**ENTRIES PROVIDED**.
◆ ◆ ◆

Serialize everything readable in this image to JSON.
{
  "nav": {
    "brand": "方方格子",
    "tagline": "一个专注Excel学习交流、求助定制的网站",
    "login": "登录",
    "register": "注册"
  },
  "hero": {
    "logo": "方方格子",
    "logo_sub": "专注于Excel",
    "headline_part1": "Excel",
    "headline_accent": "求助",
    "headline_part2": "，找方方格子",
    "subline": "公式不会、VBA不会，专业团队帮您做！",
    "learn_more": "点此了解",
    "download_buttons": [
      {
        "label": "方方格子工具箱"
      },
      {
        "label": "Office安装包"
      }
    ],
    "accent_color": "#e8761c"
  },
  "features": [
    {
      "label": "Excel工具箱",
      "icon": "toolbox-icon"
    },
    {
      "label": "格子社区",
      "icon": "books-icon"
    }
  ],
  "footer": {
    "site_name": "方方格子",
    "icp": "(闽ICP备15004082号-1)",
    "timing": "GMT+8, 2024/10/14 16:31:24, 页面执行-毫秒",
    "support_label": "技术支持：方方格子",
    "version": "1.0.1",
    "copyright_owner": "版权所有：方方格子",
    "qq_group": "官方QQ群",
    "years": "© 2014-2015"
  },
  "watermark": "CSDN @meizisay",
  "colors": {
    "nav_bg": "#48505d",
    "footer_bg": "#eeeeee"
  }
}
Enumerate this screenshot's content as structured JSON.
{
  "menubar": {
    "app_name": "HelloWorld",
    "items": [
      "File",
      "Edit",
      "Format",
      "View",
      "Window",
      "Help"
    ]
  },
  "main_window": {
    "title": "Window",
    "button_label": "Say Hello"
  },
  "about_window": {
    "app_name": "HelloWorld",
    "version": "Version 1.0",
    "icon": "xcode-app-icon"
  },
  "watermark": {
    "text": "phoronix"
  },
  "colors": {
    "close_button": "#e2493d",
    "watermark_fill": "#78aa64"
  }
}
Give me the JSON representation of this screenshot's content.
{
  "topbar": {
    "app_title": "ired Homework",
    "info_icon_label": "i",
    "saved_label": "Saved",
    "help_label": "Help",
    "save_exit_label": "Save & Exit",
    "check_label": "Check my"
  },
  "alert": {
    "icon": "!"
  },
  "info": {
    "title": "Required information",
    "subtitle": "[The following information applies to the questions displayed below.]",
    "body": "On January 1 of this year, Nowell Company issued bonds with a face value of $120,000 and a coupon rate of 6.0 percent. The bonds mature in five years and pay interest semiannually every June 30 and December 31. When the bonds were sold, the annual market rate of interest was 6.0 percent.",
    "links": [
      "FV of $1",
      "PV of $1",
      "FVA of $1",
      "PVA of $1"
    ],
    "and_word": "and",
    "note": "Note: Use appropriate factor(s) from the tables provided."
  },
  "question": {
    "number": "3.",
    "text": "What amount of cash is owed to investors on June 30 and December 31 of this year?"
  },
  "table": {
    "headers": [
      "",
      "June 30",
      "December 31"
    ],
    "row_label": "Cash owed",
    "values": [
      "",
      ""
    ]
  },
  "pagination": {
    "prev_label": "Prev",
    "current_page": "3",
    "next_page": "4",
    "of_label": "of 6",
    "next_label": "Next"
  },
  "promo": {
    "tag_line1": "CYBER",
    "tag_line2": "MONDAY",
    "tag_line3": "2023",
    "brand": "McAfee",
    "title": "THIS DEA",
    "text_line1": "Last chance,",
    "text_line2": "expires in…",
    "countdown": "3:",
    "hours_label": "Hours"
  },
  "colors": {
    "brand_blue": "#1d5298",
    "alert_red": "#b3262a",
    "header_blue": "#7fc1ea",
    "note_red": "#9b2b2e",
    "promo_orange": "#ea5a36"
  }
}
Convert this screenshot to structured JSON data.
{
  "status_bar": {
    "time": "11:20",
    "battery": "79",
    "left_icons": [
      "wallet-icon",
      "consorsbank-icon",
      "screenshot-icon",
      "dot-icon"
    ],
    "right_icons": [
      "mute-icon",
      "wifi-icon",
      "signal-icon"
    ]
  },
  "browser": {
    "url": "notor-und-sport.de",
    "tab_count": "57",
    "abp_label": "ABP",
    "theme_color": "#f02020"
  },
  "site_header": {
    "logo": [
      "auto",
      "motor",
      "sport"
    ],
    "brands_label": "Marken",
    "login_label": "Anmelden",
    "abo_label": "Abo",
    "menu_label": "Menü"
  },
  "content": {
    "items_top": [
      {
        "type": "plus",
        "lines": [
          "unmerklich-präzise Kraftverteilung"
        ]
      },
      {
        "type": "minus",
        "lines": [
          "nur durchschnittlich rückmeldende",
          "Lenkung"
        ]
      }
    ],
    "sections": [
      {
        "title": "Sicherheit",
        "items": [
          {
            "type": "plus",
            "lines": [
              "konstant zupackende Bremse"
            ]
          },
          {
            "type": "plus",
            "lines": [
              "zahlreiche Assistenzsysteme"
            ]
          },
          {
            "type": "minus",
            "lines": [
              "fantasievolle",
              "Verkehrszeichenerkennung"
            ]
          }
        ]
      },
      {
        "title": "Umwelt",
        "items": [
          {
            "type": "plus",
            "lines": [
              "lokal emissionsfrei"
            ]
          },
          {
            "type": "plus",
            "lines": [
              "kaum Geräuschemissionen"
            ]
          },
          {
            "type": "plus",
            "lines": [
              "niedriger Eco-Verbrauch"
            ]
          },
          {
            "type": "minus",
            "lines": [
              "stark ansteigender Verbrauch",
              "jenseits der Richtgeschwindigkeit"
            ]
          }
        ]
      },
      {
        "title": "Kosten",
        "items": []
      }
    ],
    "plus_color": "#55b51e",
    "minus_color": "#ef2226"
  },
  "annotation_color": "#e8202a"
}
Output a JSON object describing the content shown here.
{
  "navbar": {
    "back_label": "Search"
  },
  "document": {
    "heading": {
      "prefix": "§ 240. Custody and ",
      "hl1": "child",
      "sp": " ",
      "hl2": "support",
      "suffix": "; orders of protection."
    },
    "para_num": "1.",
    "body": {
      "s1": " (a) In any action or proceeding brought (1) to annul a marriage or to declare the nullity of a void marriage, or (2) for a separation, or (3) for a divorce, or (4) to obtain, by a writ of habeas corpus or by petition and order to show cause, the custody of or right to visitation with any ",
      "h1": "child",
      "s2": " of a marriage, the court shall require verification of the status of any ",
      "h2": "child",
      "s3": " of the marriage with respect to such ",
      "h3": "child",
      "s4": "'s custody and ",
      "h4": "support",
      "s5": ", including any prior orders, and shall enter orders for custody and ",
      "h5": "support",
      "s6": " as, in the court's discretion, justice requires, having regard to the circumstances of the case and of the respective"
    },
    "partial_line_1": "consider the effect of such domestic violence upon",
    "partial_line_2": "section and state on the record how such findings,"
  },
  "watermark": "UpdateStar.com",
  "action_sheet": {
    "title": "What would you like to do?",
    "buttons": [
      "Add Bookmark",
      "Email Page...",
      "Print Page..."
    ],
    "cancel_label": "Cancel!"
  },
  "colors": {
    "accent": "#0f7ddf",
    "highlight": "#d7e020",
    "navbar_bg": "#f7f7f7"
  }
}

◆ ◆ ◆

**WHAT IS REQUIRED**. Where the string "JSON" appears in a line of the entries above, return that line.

**YOUR SOLUTION**.
Serialize everything readable in this image to JSON.
Enumerate this screenshot's content as structured JSON.
Give me the JSON representation of this screenshot's content.
Convert this screenshot to structured JSON data.
Output a JSON object describing the content shown here.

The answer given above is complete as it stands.